The reason for my worrying was that I’d go out for a run, and not then manage my efforts particularly well. I’m basically not that good at focusing on what I should be doing after I leave the house, and get swept along by the adrenaline. I have (well, had) a terrible predilection to looking down at my watch and thinking about my pace, rather than what I had intended to do and what structure I’d intended to take. I also found I was getting really rather tired, and sneaking in walking breaks at times, and my times hadn’t really improved either in a good few months. So pain with no gain. And certainly no fitter or faster. I had hit a plateau and couldn’t see a way past.

So I started reading running books and magazines quite extensively the last few weeks with a view to better training and approaches, and it was very clear I was simply pushing too hard, too often. What I needed was a way of managing my efforts. A running club is definitely on the agenda, but I still feel I need to have been doing this for a bit longer – and certainly more consistently – before I join my local club which does have a minimum ability requirement. So, being the geek I am, I decided to splash out on a heart-monitor/GPS trainer gadget and manage my efforts myself, at least for now. I like working towards goals, and this gives you them by the bucket load: Run 1km at this pace.

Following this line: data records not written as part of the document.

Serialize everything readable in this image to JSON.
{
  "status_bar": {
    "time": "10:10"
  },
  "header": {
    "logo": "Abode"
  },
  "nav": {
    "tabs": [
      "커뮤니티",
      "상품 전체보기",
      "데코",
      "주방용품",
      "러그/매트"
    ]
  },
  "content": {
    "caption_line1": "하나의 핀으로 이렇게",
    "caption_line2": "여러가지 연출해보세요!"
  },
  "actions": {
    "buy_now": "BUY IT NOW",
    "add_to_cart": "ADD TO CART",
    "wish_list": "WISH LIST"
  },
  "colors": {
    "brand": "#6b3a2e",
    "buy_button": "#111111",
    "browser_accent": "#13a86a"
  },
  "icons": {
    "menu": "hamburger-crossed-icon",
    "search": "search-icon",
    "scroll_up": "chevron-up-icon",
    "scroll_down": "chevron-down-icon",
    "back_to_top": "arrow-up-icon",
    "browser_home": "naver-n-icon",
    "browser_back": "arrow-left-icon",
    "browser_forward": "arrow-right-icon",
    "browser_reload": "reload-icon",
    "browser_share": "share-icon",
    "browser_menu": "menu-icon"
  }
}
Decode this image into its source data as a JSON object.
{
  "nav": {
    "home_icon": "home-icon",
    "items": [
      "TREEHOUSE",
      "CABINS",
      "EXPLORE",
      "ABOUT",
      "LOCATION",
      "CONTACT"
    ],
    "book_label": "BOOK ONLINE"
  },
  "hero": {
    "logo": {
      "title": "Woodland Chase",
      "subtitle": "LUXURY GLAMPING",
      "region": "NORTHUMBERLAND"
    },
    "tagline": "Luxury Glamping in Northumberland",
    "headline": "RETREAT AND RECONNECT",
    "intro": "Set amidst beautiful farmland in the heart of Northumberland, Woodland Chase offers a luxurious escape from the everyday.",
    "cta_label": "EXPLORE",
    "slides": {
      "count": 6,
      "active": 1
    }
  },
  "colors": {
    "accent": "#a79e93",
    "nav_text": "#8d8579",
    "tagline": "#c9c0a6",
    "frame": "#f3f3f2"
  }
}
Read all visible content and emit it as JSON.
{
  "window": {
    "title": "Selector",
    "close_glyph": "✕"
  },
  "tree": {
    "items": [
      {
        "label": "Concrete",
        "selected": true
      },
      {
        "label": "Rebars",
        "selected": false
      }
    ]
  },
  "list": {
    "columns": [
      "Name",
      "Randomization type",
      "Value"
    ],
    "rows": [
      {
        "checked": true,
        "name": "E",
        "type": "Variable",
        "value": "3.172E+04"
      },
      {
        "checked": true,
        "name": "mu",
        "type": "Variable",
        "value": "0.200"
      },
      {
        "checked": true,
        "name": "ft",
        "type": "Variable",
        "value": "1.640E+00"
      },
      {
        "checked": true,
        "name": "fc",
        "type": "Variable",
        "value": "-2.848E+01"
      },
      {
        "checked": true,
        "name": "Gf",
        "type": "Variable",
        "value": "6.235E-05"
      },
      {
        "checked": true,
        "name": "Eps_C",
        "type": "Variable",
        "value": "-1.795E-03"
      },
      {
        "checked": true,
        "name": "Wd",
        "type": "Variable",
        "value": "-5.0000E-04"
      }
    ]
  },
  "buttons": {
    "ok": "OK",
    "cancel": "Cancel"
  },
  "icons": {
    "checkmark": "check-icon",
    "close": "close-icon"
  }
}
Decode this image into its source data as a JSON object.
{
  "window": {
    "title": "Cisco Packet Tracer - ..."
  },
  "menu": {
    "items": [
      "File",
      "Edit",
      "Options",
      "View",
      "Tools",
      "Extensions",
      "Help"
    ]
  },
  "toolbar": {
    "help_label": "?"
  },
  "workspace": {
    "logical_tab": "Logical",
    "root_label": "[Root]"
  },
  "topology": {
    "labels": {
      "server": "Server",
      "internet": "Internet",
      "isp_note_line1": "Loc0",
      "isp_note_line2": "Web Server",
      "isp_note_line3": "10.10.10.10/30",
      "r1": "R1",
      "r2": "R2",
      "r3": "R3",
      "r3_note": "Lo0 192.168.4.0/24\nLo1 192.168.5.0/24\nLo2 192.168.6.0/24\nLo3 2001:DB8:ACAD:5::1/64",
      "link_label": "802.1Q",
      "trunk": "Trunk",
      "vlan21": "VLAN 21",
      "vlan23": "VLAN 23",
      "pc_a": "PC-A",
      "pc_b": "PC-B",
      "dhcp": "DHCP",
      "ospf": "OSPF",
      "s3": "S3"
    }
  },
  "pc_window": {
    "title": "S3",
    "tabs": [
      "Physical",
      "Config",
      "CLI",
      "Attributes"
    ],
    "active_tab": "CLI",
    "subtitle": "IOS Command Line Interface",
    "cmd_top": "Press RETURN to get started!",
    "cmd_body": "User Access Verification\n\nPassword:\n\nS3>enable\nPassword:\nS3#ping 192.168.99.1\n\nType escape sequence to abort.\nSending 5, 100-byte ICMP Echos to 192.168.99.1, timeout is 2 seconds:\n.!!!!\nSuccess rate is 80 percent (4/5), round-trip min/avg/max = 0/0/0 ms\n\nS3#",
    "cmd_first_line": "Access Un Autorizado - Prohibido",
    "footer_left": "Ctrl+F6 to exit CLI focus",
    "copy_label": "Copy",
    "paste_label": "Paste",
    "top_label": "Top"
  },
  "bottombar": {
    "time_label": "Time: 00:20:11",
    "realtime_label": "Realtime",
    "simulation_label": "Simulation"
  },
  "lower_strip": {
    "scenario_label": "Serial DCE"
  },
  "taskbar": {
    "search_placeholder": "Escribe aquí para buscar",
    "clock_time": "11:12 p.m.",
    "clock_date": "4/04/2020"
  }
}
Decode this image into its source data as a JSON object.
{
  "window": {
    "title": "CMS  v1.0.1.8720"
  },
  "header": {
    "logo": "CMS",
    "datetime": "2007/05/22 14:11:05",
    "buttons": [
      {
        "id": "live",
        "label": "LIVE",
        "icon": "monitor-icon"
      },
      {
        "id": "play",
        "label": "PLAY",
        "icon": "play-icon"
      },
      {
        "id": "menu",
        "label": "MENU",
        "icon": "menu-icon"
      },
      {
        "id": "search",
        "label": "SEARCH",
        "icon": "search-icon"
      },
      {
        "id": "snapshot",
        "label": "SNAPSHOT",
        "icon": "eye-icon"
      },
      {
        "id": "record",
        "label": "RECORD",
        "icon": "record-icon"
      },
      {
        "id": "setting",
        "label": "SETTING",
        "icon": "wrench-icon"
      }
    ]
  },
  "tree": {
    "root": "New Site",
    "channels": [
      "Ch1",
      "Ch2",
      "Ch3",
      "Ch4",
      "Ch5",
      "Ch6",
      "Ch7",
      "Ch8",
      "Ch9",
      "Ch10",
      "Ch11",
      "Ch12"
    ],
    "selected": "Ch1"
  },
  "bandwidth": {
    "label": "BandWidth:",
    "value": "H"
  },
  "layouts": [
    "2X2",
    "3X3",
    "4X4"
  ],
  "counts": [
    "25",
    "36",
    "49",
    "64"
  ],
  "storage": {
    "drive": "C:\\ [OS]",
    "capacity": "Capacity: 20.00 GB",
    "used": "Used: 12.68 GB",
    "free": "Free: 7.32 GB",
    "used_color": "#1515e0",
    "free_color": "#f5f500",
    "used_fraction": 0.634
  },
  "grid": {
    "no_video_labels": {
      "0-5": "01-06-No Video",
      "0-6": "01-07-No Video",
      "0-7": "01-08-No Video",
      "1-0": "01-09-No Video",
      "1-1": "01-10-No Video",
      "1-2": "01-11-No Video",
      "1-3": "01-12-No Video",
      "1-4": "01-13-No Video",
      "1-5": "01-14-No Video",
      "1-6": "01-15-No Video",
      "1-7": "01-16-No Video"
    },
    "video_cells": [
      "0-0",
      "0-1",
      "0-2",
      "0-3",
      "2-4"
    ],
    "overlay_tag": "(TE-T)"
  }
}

Slow Jog 2km in Heart Rate zone 3. Run 0.2km. etc.

It’s also *very* shiny.

It’s already proved it’s worth. I set out to do my usual run (so I could first understand what I was doing wrong), and was rather shocked to discover I spent most of the time in the top heart-rate band (Band 5 – 89%+ of maximum heart rate). No wonder I was feeling so tired! Training guides are really quite clear on the subject that you’re not really improving when you’re pushing hard all the time – that’s for race days, and even then it’s best kept to the end.

So I set off on Sunday morning to do something more in-line with the training guides (and, perhaps, common sense) which was a slower, easier run. I decided to aim for a 10k route to build on the distance, but not at any point getting into the top heart-rate band holding it mainly in bands 3 (70-79 of MHR) and 4 (80-89). Much harder said than done! Trying to find the right pacing so as not to trigger my new gadget to beep at me for having a Heart rate in the wrong zone was difficult. But it’s all about understanding you levels, and I got there in the end, and the result was a very pleasant, thoroughly enjoyable and refreshingly slow 10k at an average pace of 6.15m/km, so just over an hour. I know I can push harder if I need to, but for now I’ll just take the fact that (other than crossing a couple of roads), I didn’t walk at all, and learnt how to keep my heart rate consistent and in effective zones. If you’ve Google Earth installed, and are interested, here’s the route I ran (You may need to ‘Save As’ and then open it; The laps are my gadgets HR zone distance zones, ie. HR 4 for 2k). The joys of technology! 🙂

I’ve a few other programmes lined up: I’m able to plan my workouts in advance with the device which should make being more organised about my training much easier. But I do need to calibrate the pre-programmed workouts with my existing fitness level and half-marathon training programme I’m following. But this new device is looking very good, and that’s even before I get to get excited about graphs, maps and analysis tools at my disposal now!

Other plans in the next wee while: I’m hoping to get new running shoes tomorrow. My current pair are safely over the 300 mile mark now, so I need to get another pair in good time so off for a fitting. Then there’s the East Kilbride 10k on 24th June, to get me some race experience and see if a month of half-marathon training has helped.

But it’s a much more structured and enforced training programme for me over the next three months, which I’m hoping should put me in good stead to firstly finish it, but – with luck a time of around 2 hours. My only immediate challenge now is how I’m going to fit in the training runs when I’m on holiday *on* the Norfolk Broads! Thankfully there are plenty of places to moor, and lots of flat land, so it should work out well 🙂